September cruising - 1
We returned to Turkey on 28th August, bringing with us a new cooker along with lots of other bits and pieces for the boat. We were lucky because being the day after the bank holiday the flight was far from full and Thomas Cook didn't charge us for any excess baggage. The customs man at Antalya airport wanted to know what was in the big box but let us through without charge. They probably get quite a few yachties bringing spares in that way. We then treated ourselves to a taxi for the two hour trip to the marina at Finike. We didn't think the dolmus (mini-bus) driver would have room for all our bags!
Unsurprisingly, the weather is still hot here, reaching the mid 30s during the day but it's beginning to cool down at night. Our first priority was to get the cooker installed and it wasn't until Thursday that we had our first cuppa on board. We were missing a vital fitting and couldn't find anyone to supply it locally so we got one delivered to Gavin for him to bring out. In the meantime we made a temporary fixing. The new cooker is all shiny and rust-free. Let's hope it stays that way.
We are now more or less ready for the start of the Vasco da Gama rally at the end of the month. We met Lo, the organiser, a few days ago and he gave us our burgee and dodger with our rally number (40) on it. Before the start we have visits from Gavin and Lynda, plus Bob is coming out to do an insurance survey so expect the time to fly .
Gavin arrived on Saturday evening. We hired a car and drove to Antalya to meet him, taking the scenic mountain route on the way. Antalya has a big shopping centre which we stopped at to check out for later. We will do a big shopping trip later in the month before the start of the rally.
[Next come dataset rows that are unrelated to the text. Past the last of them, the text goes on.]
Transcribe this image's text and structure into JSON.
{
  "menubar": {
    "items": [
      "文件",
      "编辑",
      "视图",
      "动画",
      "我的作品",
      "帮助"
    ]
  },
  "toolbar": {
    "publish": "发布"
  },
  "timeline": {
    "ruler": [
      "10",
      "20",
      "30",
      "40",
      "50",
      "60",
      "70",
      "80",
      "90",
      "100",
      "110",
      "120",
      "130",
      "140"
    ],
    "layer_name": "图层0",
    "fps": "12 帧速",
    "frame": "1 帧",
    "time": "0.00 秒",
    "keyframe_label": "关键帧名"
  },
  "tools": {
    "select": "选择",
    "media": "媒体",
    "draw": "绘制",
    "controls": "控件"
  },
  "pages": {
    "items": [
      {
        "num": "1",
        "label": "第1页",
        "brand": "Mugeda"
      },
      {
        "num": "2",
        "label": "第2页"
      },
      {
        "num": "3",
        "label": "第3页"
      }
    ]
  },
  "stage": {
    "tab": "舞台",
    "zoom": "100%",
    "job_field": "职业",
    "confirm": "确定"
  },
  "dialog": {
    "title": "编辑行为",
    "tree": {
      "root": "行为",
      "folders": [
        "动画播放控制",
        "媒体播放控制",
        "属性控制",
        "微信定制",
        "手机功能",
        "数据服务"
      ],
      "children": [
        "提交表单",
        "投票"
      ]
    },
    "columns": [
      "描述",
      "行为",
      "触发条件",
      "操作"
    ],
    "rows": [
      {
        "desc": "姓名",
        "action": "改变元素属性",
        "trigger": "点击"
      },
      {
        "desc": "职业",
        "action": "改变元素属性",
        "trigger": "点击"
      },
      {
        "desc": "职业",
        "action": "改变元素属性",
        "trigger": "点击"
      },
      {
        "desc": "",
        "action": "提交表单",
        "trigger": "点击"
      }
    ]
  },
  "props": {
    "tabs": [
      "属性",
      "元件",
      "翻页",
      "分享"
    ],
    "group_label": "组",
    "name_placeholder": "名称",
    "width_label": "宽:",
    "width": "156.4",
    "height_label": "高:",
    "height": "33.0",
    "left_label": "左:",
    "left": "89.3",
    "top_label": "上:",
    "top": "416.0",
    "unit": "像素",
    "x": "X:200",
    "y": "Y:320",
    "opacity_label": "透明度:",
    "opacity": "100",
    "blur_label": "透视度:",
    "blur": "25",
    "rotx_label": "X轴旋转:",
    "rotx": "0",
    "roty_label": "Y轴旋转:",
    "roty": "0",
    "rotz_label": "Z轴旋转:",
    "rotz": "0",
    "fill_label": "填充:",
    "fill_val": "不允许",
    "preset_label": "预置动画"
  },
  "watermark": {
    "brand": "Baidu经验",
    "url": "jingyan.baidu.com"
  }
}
The boat is already stocked up with what we could find in Greece and we'll be filling up with as much as possible in Turkey as well because it will get harder to find things once we get into the Red Sea.
We eventually left Finike on Monday, heading west. The prevailing winds between Finike and Kekova are westerly or south-westerly sea breezes and we had a pleasant beat to windward in Force 4-5. Approaching the eastern end of the Kekova Roads we were hailed by a small boat whose outboard had stopped working and, after taking down our sails, gave them a tow into an anchorage called Gokkaya. Once they were safely reunited with friends onshore, we anchored in one of the bays, surrounded by beautiful scenery and lots of other boats of all sizes and descriptions. The whole area around Kekova is very popular with lots of tripper boats and gulets charging around, plus cruising yachts from all over the world.
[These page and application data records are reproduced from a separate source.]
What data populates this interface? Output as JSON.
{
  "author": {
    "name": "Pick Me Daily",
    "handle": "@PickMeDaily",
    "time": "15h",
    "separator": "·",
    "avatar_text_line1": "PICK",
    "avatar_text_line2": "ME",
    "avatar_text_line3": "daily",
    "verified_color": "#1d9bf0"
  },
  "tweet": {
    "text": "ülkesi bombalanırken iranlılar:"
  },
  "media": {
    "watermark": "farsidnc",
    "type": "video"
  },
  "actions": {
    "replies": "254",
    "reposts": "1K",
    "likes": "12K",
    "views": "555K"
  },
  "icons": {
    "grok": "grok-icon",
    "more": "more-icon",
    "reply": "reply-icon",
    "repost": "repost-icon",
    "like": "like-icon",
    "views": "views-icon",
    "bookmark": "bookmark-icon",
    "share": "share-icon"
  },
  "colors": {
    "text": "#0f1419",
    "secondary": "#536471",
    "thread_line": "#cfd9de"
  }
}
It was calm in the anchorage and we decided to blow up the dinghy, get the outboard going, and motor along the coast to find somewhere for supper. As we entered the Kekova Roads the wind picked up and after a while we had to give up and go back to the shelter. The next day we motored just a short distance around the coast past the pretty village of Kalekoy and into the inland sea at Ucagiz. The anchorages around Kekova are all very good for shelter and holding so we had no problem finding a spot not far from the village. Ucagiz has grown from just a few houses to a big village catering for the tourist trade but is still fairly low-key. We had a really good (pricey by Finike standards) supper in one of the restaurants. After supper Gavin and Paul were given massages by the resident masseur. Both were very impressed and risk becoming as keen on massage as Rachel is.
Yesterday we set sail west again for Kastellorizon. As we left the Kekova Roads the wind was strengthening so we had a lively beat to windward in F5-6. By the time we reached Kastellorizon the wind was gusting F7 but the seas were generally not too bad so we made good progress under well-reefed sails. When we got to Kastellorizon, the easternmost island of Greece, we anchored in a small bay east of the main harbour (to avoid any officialdom). We were lucky to get a good bite on the weedy bottom and the shelter was pretty good. In the evening we went ashore and walked to the main harbour. We had a good supper in one of the harbour-side restaurants and managed to buy some bacon (rarely available in Turkey) from the small supermarket on the island. Everything has to be shipped from Rhodes so there's not much available but the people are very friendly and the harbour-side village is very pretty.
The strong winds died down overnight but picked up again today so we decided to head
for Kas, just a few miles NE of Kastellorizon on the Turkish coast. We motored across in winds gusting 30 knots and soon found a slot in the harbour with a helpful harbourmaster welcoming us. Tomorrow is market day so we plan to stay here and, depending on the wind, move on again on Saturday.